> _Requirement_
For this exercise, print the listing below exactly, without its pictures.

Top of Material to process

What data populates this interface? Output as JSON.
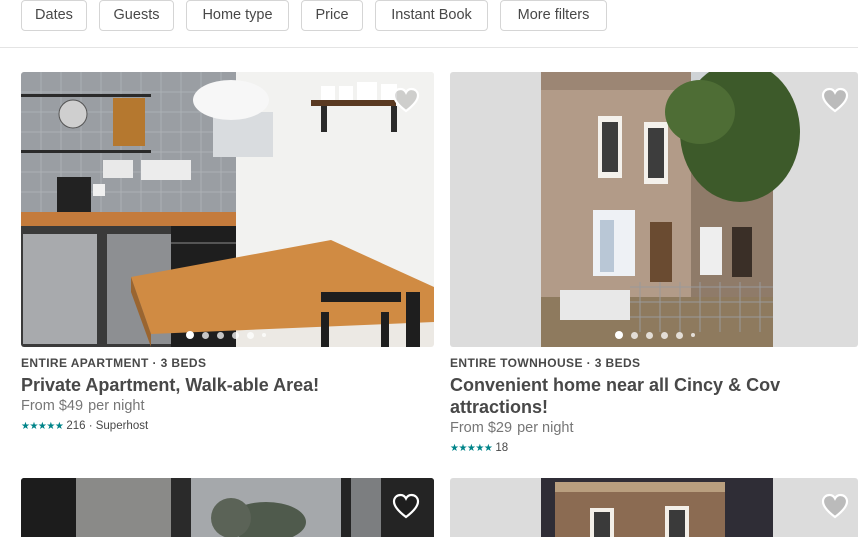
{
  "filters": [
    "Dates",
    "Guests",
    "Home type",
    "Price",
    "Instant Book",
    "More filters"
  ],
  "listings": [
    {
      "kicker": "ENTIRE APARTMENT · 3 BEDS",
      "title": "Private Apartment, Walk-able Area!",
      "price": "From $49",
      "per": "per night",
      "stars": "★★★★★",
      "reviews": "216",
      "superhost": "· Superhost"
    },
    {
      "kicker": "ENTIRE TOWNHOUSE · 3 BEDS",
      "title": "Convenient home near all Cincy & Cov attractions!",
      "price": "From $29",
      "per": "per night",
      "stars": "★★★★★",
      "reviews": "18"
    }
  ],
  "icons": {
    "heart": "heart-outline-icon",
    "star": "star-icon"
  },
  "colors": {
    "accent": "#008489",
    "text": "#484848",
    "muted": "#767676",
    "border": "#d5d5d5"
  }
}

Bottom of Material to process

> _Solution for this task_
What data populates this interface? Output as JSON.
{
  "filters": [
    "Dates",
    "Guests",
    "Home type",
    "Price",
    "Instant Book",
    "More filters"
  ],
  "listings": [
    {
      "kicker": "ENTIRE APARTMENT · 3 BEDS",
      "title": "Private Apartment, Walk-able Area!",
      "price": "From $49",
      "per": "per night",
      "stars": "★★★★★",
      "reviews": "216",
      "superhost": "· Superhost"
    },
    {
      "kicker": "ENTIRE TOWNHOUSE · 3 BEDS",
      "title": "Convenient home near all Cincy & Cov attractions!",
      "price": "From $29",
      "per": "per night",
      "stars": "★★★★★",
      "reviews": "18"
    }
  ],
  "icons": {
    "heart": "heart-outline-icon",
    "star": "star-icon"
  },
  "colors": {
    "accent": "#008489",
    "text": "#484848",
    "muted": "#767676",
    "border": "#d5d5d5"
  }
}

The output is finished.